In a medical malpractice lawsuit, "damages" are an attempt to answer the question: "What has the injured patient lost because of the health care provider's mistake?" The answer comes in the form of a dollar figure that's meant to compensate the patient for all harm done by the malpractice. Here's what to know at the outset:
It's no surprise that a patient's damages drive the value of a potential medical malpractice case, but other factors carry significant weight too, including:
Also called "special" damages, economic damages are those that are capable of exact (or close to exact) calculation. That means:
Lost income and lost earning capacity include not just the amount of earnings (and employment benefits) that you've lost, but also what you stand to lose in the future.
Present Value. Because assessment of future lost earnings and/or lost earning capacity requires calculation of losses that may extend years into the future, it usually must be calculated by factoring in present value.
Present value is a financial concept that involves determining the value of a future stream of income (i.e., your weekly paycheck) as if it were all in a bank account today. In other words, how much money does your employer need to have in a bank account today in order to pay your salary for the next twenty years (if that's how long your earning capacity will be impacted)?
This is a complex financial calculation, and is customarily performed by an economist that your lawyer will hire to serve as an expert witness in your medical malpractice case.
A few issues can arise in making lost earnings claims in medical malpractice cases:
If you are unemployed at the time you were harmed by the health care provider's medical negligence, you can generally claim your earnings from your previous job as your earning capacity as of the date the injury. If you have not worked for many years, the defense will argue that you have no earning capacity, and therefore no lost earnings claim. In this situation, you and your lawyer will have to work together to formulate a plan for making a lost earnings claim.
If you got hurt shortly before taking a new job for higher pay, you can generally claim that higher pay rate as your earning capacity, as long as you can prove that you had indeed been hired for the new position (and at what pay rate).
If you are self-employed, the defense will want to carefully examine your business records and tax returns to see whether your actual records support your lost earnings claim. For any type of employee, the general rule is that whatever you tell the government in your tax returns about your earnings is what you must tell the defense and the jury. If you were paid under the table at a string of jobs, you are going to have a harder time.
Medical malpractice cases sometimes involve catastrophic injuries that will require a lifetime of medical care. The dollar value of future medical treatment in medical malpractice cases can reach into seven figures. Lawyers will often retain a special expert witness, called a medical economist, to properly present these types of damages to the jury.
Sometimes referred to as "general" damages, non-economic damages are not capable of exact calculation, and include more subjective kinds of harm like "pain and suffering" and "loss of consortium". Let's look at what these terms mean in the context of a medical malpractice case.

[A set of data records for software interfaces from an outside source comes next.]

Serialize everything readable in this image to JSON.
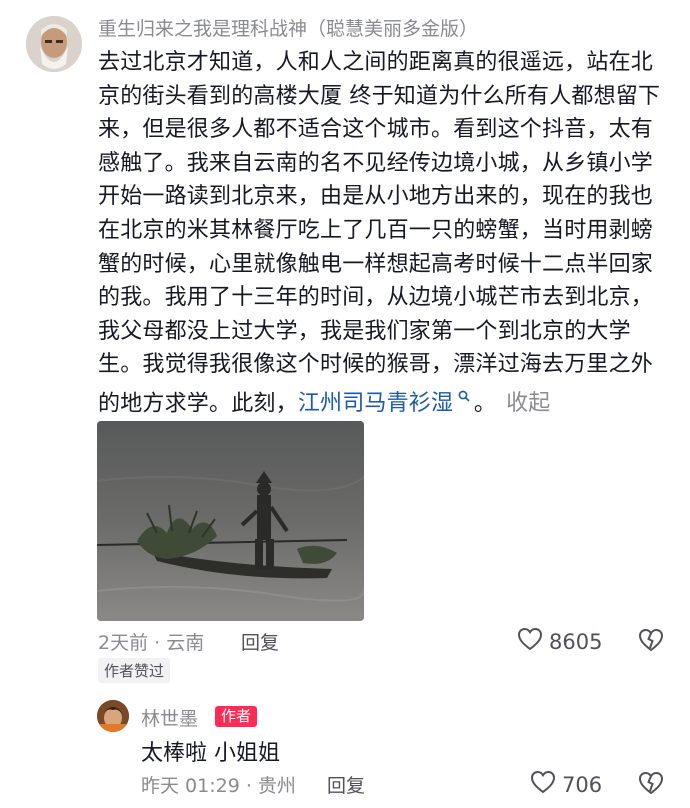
{
  "comment": {
    "username": "重生归来之我是理科战神（聪慧美丽多金版）",
    "text_before_mention": "去过北京才知道，人和人之间的距离真的很遥远，站在北京的街头看到的高楼大厦 终于知道为什么所有人都想留下来，但是很多人都不适合这个城市。看到这个抖音，太有感触了。我来自云南的名不见经传边境小城，从乡镇小学开始一路读到北京来，由是从小地方出来的，现在的我也在北京的米其林餐厅吃上了几百一只的螃蟹，当时用剥螃蟹的时候，心里就像触电一样想起高考时候十二点半回家的我。我用了十三年的时间，从边境小城芒市去到北京，我父母都没上过大学，我是我们家第一个到北京的大学生。我觉得我很像这个时候的猴哥，漂洋过海去万里之外的地方求学。此刻，",
    "mention": "江州司马青衫湿",
    "text_after_mention": "。",
    "collapse_label": "收起",
    "time_location": "2天前 · 云南",
    "reply_label": "回复",
    "like_count": "8605",
    "author_liked_label": "作者赞过"
  },
  "reply": {
    "username": "林世墨",
    "author_badge": "作者",
    "text": "太棒啦 小姐姐",
    "time_location": "昨天 01:29 · 贵州",
    "reply_label": "回复",
    "like_count": "706"
  },
  "colors": {
    "text": "#161823",
    "secondary": "#8a8b91",
    "mention": "#1a5aa8",
    "badge": "#fe2c55"
  },
  "icons": {
    "like": "heart-outline-icon",
    "dislike": "broken-heart-icon",
    "search": "search-icon"
  }
}
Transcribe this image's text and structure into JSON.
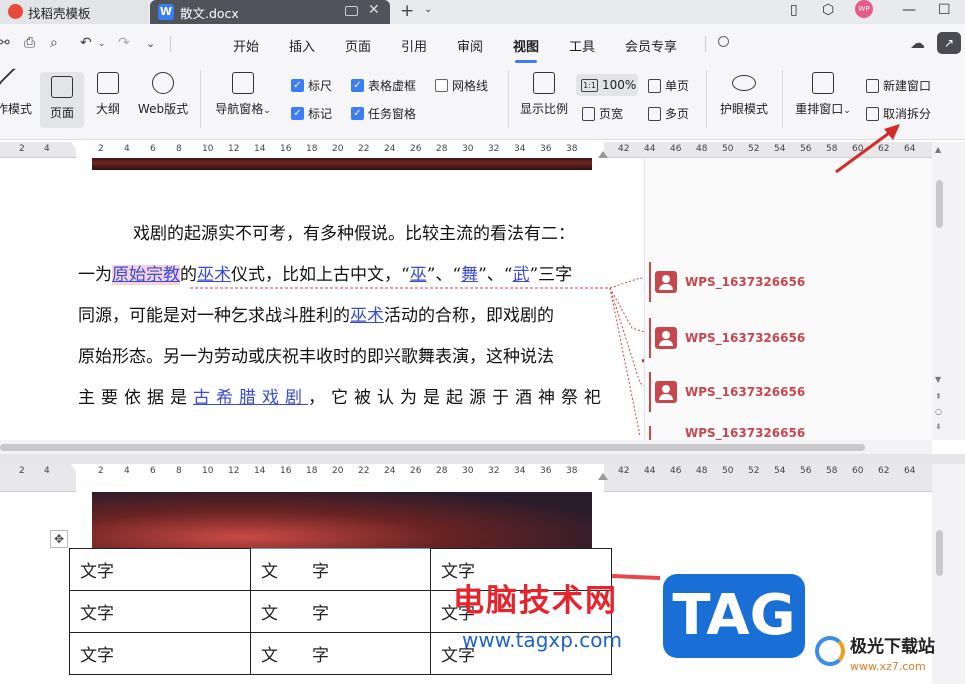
{
  "tabs": [
    {
      "label": "找稻壳模板"
    },
    {
      "label": "散文.docx",
      "icon_letter": "W"
    }
  ],
  "avatar_text": "WP",
  "menus": [
    "开始",
    "插入",
    "页面",
    "引用",
    "审阅",
    "视图",
    "工具",
    "会员专享"
  ],
  "active_menu": "视图",
  "ribbon": {
    "write_mode": "作模式",
    "page": "页面",
    "outline": "大纲",
    "web": "Web版式",
    "nav_pane": "导航窗格",
    "ruler": "标尺",
    "table_gridlines": "表格虚框",
    "gridlines": "网格线",
    "marks": "标记",
    "task_pane": "任务窗格",
    "zoom": "显示比例",
    "zoom_100": "100%",
    "zoom_100_icon": "1:1",
    "page_width": "页宽",
    "single_page": "单页",
    "multi_page": "多页",
    "eye_mode": "护眼模式",
    "rearrange": "重排窗口",
    "new_window": "新建窗口",
    "cancel_split": "取消拆分"
  },
  "ruler_numbers_top": [
    "4",
    "2",
    "2",
    "4",
    "6",
    "8",
    "10",
    "12",
    "14",
    "16",
    "18",
    "20",
    "22",
    "24",
    "26",
    "28",
    "30",
    "32",
    "34",
    "36",
    "38",
    "42",
    "44",
    "46",
    "48",
    "50",
    "52",
    "54",
    "56",
    "58",
    "60",
    "62",
    "64"
  ],
  "ruler_numbers_bottom": [
    "4",
    "2",
    "2",
    "4",
    "6",
    "8",
    "10",
    "12",
    "14",
    "16",
    "18",
    "20",
    "22",
    "24",
    "26",
    "28",
    "30",
    "32",
    "34",
    "36",
    "38",
    "42",
    "44",
    "46",
    "48",
    "50",
    "52",
    "54",
    "56",
    "58",
    "60",
    "62",
    "64"
  ],
  "paragraph": {
    "line1": "戏剧的起源实不可考，有多种假说。比较主流的看法有二：",
    "line2": [
      "一为",
      "原始宗教",
      "的",
      "巫术",
      "仪式，比如上古中文，“",
      "巫",
      "”、“",
      "舞",
      "”、“",
      "武",
      "”三字"
    ],
    "line3": [
      "同源，可能是对一种乞求战斗胜利的",
      "巫术",
      "活动的合称，即戏剧的"
    ],
    "line4": "原始形态。另一为劳动或庆祝丰收时的即兴歌舞表演，这种说法",
    "line5": [
      "主要依据是",
      "古希腊戏剧",
      "，它被认为是起源于酒神祭祀"
    ]
  },
  "comments": [
    "WPS_1637326656",
    "WPS_1637326656",
    "WPS_1637326656",
    "WPS_1637326656"
  ],
  "table": [
    [
      "文字",
      "文　　字",
      "文字"
    ],
    [
      "文字",
      "文　　字",
      "文字"
    ],
    [
      "文字",
      "文　　字",
      "文字"
    ]
  ],
  "watermark": {
    "cn": "电脑技术网",
    "url": "www.tagxp.com",
    "tag": "TAG",
    "site": "极光下载站",
    "site_url": "www.xz7.com"
  },
  "colors": {
    "accent": "#3b7df5",
    "comment": "#c8474e",
    "arrow": "#d42a2a",
    "link": "#3b4bd4"
  }
}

When a patient is harmed by the provision of sub-standard medical care, the physical pain and discomfort they feel is a component of non-economic damages, and so are the mental and emotional effects of the harm.
It's not always easy to convert a plaintiff's pain and suffering into a dollar amount, but there are certain factors that weigh more than others. Learn more about pain and suffering in a medical malpractice case.
In personal injury law, "loss of consortium" usually refers to the intangible benefits that the injured person provided to his or her spouse or partner, or (in some states) children. Learn more about loss of consortium claims.
Like every injury-related legal claim, each medical malpractice case is unique, which makes it impossible to know:
Most of these cases come down to the medical expert witnesses for both sides, their qualifications, and their ability to show exactly how and why the defendant health care provider's conduct either met the appropriate medical standard of care (on the defendant's side) or fell short of that crucial standard (on the patient's side).
It's important to note that a medical malpractice claim can reach a settlement at any point, even without a lawsuit being filed. Learn more about the timeline of a medical malpractice lawsuit and how medical malpractice settlements work.
A number of states have passed laws that limit or "cap" the amount of non-economic damages a successful plaintiff can be awarded in a medical malpractice lawsuit.
These caps vary from state to state, and sometimes include exceptions (or at least higher caps) for cases involving catastrophic harm or death. But laws like these have also been struck down in a number of states in recent years, with courts viewing such caps as unconstitutional restrictions on an injured person's right to a complete legal remedy.
Learn more about damage caps in medical malpractice cases.
It's important to understand how damages work and how your medical malpractice claim might be valued. But this is just one piece of a very complex puzzle. Medical malpractice cases are notoriously difficult to navigate from both a legal and procedural perspective, and they can be even tougher to win. All of this is why it's crucial to have an experienced medical malpractice lawyer on your side, to make sure you put your best case forward.
Learn more about finding, hiring, and working with a medical malpractice lawyer. You can also use the tools on this page to connect with an experienced lawyer in your area.